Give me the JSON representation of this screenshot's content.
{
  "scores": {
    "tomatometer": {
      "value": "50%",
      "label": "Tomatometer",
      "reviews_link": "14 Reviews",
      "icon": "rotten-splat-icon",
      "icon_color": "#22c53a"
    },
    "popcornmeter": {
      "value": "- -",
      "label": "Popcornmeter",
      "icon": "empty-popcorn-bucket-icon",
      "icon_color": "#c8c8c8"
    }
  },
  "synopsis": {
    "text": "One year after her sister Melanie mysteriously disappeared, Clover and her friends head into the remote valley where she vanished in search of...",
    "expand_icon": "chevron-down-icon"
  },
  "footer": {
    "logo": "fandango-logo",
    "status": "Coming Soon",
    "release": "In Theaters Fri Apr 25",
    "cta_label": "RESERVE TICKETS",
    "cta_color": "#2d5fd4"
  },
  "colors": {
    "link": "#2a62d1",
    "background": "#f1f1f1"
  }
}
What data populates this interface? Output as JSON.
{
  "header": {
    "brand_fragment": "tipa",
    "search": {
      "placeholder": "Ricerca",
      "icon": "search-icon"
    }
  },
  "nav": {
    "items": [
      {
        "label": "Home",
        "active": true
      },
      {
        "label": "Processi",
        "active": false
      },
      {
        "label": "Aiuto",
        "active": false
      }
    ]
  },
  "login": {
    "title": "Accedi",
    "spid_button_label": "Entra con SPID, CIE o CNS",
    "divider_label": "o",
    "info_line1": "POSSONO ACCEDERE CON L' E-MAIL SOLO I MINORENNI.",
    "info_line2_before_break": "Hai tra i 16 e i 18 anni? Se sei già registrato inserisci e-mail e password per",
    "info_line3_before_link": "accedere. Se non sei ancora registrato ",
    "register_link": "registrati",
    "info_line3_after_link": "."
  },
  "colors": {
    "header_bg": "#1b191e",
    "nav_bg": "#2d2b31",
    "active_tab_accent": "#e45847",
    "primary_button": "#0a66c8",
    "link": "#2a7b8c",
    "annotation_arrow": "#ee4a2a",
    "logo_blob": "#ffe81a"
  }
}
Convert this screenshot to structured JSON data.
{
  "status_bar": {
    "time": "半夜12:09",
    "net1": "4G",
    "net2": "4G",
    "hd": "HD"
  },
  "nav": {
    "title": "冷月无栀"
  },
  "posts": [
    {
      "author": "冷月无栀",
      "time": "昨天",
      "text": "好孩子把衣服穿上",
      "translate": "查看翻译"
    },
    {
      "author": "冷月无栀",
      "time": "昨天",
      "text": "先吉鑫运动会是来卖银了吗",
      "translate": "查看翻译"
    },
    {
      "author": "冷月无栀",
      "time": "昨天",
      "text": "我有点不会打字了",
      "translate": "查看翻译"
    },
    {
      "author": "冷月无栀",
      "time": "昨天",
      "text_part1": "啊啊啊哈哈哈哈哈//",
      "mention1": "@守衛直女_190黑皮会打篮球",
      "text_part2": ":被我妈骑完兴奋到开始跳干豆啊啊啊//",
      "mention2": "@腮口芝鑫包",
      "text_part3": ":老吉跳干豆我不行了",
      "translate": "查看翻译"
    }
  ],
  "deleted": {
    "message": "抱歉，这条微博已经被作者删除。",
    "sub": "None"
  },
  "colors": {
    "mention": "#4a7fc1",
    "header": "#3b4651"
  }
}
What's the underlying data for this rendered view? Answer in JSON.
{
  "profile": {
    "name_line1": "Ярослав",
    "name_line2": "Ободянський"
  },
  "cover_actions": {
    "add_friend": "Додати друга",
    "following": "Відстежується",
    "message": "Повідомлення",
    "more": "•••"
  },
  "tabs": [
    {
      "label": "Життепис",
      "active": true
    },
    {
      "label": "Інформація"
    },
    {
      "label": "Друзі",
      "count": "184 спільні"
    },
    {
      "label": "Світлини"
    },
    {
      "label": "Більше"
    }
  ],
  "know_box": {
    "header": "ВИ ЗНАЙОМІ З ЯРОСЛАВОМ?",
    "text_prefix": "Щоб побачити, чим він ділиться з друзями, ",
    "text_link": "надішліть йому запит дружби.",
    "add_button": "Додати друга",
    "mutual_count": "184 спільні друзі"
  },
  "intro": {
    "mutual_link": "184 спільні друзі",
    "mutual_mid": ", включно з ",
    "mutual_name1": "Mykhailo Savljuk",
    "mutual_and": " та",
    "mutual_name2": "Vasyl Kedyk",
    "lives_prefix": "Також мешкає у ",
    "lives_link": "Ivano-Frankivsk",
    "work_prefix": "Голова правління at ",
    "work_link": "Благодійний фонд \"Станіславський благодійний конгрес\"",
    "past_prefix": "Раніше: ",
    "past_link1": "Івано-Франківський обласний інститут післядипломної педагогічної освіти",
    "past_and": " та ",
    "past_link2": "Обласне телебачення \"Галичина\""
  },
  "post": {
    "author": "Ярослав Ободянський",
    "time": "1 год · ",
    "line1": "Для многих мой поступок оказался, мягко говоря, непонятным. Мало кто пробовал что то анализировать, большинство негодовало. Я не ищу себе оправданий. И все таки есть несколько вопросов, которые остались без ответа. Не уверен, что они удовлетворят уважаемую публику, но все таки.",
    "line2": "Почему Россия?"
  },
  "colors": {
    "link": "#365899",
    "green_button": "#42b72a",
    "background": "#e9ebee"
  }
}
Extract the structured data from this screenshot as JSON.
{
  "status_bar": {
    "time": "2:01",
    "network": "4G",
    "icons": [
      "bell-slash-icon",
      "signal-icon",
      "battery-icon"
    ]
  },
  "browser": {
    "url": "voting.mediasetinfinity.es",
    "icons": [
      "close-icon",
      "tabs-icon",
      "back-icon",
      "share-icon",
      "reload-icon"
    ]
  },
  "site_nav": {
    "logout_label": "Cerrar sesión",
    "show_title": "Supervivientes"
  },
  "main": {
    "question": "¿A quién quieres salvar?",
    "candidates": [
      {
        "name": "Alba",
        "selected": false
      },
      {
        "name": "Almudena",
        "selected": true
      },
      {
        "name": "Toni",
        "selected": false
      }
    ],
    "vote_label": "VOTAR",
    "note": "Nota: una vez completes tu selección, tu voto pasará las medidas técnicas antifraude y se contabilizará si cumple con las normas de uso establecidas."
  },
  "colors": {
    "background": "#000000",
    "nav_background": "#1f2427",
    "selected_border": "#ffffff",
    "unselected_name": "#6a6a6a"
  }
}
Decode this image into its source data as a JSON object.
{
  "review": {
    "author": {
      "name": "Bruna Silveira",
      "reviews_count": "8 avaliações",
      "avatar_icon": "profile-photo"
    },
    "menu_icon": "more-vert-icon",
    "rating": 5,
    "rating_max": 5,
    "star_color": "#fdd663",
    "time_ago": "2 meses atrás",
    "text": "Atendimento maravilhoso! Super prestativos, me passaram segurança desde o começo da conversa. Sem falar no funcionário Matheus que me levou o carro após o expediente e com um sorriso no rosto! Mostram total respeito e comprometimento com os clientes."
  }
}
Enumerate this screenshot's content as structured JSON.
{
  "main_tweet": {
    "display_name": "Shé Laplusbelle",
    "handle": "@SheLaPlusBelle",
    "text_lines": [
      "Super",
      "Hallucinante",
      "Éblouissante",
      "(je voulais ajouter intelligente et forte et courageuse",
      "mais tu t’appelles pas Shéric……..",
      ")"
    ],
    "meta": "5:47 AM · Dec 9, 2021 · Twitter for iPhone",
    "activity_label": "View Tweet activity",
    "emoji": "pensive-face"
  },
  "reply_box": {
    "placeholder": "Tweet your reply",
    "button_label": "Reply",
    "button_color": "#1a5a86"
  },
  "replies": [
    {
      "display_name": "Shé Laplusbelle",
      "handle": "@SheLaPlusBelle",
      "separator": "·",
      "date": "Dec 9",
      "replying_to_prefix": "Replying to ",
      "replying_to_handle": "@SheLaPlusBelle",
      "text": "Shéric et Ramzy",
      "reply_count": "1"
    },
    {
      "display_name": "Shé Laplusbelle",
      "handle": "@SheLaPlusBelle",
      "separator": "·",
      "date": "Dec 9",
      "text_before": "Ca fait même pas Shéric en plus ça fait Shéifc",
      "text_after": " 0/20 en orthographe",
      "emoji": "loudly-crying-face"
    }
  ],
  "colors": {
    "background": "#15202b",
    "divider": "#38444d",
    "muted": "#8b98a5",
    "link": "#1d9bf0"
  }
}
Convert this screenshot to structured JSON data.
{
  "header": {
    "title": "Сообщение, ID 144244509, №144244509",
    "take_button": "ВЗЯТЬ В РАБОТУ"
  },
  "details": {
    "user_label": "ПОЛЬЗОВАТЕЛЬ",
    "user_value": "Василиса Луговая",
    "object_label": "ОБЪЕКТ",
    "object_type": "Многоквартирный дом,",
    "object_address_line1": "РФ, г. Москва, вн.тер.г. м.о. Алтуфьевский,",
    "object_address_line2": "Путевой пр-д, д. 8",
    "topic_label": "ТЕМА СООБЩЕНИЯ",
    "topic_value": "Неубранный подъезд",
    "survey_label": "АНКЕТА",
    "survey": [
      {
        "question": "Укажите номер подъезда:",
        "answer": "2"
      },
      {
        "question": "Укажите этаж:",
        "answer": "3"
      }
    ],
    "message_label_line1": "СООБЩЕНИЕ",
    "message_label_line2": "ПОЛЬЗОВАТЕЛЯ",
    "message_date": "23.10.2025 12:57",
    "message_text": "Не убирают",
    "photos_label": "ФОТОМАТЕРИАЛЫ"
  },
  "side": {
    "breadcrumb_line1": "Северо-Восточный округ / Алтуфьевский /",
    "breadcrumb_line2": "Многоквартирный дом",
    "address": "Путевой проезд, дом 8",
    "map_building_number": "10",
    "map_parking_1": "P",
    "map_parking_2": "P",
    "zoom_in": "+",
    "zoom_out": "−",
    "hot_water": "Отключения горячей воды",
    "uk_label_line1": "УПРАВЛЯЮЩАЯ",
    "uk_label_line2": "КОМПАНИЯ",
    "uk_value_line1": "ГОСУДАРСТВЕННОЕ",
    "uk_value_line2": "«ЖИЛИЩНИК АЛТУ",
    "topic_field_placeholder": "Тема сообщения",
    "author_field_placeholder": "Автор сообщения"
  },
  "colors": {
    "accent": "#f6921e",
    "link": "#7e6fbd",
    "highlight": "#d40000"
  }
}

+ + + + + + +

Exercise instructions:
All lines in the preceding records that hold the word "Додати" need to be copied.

Response to the exercise:
    "add_friend": "Додати друга",
    "add_button": "Додати друга",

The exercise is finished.